A decent game mat alone could run you $15-$20; throw in a set of dice and you’re paying more than half the cost of the Beginner Box already. That, plus the cardboard pawns (which include a lot of generic enemies like “drow,” “aeon guard,” etc.) make the box worth the $40 just for the accessories that come with it. The rulebooks are almost incidental, though they are (for the most part) a great introduction to Starfinder.
|A highlight of the box is the pile of tokens you get - a modest but easy way to add visuals to your game.|
The only people I wouldn’t recommend the Starfinder Beginner Box for are… well, people who aren’t beginners. If you’ve already got dice, a play mat, and things to put on the play mat, this box isn’t going to be of much use to you. Some Starfinder-specific standees may be nice to have, but I wouldn’t buy the box just for that. If you’re old hat at tabletops and just looking to try out a new system, you’d be better off taking your $40 and buying the Core Rulebook instead to get the full experience.
Overall, except for the total lack of starships, the Beginner Box is a great introduction to Starfinder and comes with a lot of stuff that can help you out in other RPGs as well. If you’re new to tabletop role-playing, or if you think it’s finally time that you got some of your own stuff to play with, this is well worth the money. On the other hand, if you’re an experienced player looking to try a new system, this may not be the best path into Starfinder for you. The Core Rulebook is nearly the same price, and if you don’t need the accessories that come with the Beginner Box, you are much better off buying that instead.

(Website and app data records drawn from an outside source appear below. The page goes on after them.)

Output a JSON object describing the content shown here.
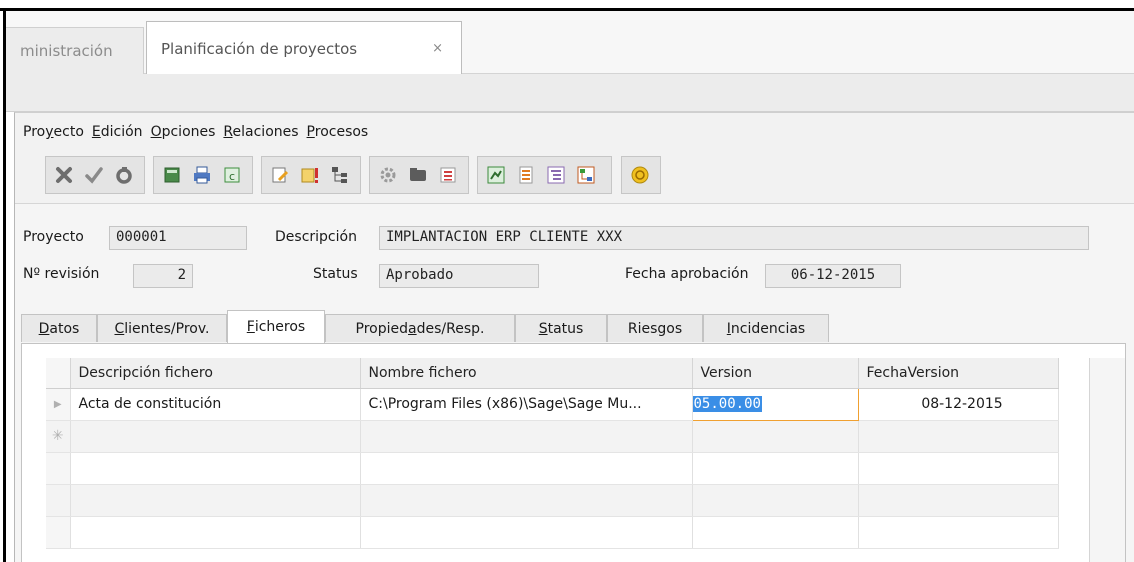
{
  "tabs": [
    {
      "label": "ministración"
    },
    {
      "label": "Planificación de proyectos",
      "close": "×"
    }
  ],
  "menu": [
    {
      "label": "Proyecto",
      "accel": "y"
    },
    {
      "label": "Edición",
      "accel": "E"
    },
    {
      "label": "Opciones",
      "accel": "O"
    },
    {
      "label": "Relaciones",
      "accel": "R"
    },
    {
      "label": "Procesos",
      "accel": "P"
    }
  ],
  "toolbar_icons": [
    "delete-icon",
    "confirm-icon",
    "undo-icon",
    "calculator-icon",
    "print-icon",
    "export-icon",
    "edit-doc-icon",
    "alert-doc-icon",
    "tree-icon",
    "settings-icon",
    "folder-icon",
    "list-icon",
    "chart-icon",
    "document-icon",
    "outline-icon",
    "diagram-icon",
    "currency-icon"
  ],
  "form": {
    "proyecto_label": "Proyecto",
    "proyecto_value": "000001",
    "descripcion_label": "Descripción",
    "descripcion_value": "IMPLANTACION ERP CLIENTE XXX",
    "revision_label": "Nº revisión",
    "revision_value": "2",
    "status_label": "Status",
    "status_value": "Aprobado",
    "fecha_label": "Fecha aprobación",
    "fecha_value": "06-12-2015"
  },
  "subtabs": [
    {
      "label": "Datos"
    },
    {
      "label": "Clientes/Prov."
    },
    {
      "label": "Ficheros",
      "active": true
    },
    {
      "label": "Propiedades/Resp."
    },
    {
      "label": "Status"
    },
    {
      "label": "Riesgos"
    },
    {
      "label": "Incidencias"
    }
  ],
  "grid": {
    "columns": [
      "Descripción fichero",
      "Nombre fichero",
      "Version",
      "FechaVersion"
    ],
    "rows": [
      {
        "indicator": "▶",
        "descripcion": "Acta de constitución",
        "nombre": "C:\\Program Files (x86)\\Sage\\Sage Mu...",
        "version": "05.00.00",
        "fecha": "08-12-2015"
      }
    ],
    "new_row_indicator": "✳"
  },
  "colors": {
    "accent_selection": "#3a8ee6",
    "edit_border": "#f0a030"
  }
}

Have you been wanting to give Starfinder a shot, and didn't know where to begin? Maybe you are entirely new to RPGs, or this is your first time running a Sci-Fi based game; all of these are great reasons to check out this starter set. If you've wanted an excuse, this is it. Good luck out there in the galaxy - make sure you bring a good crew along for the ride!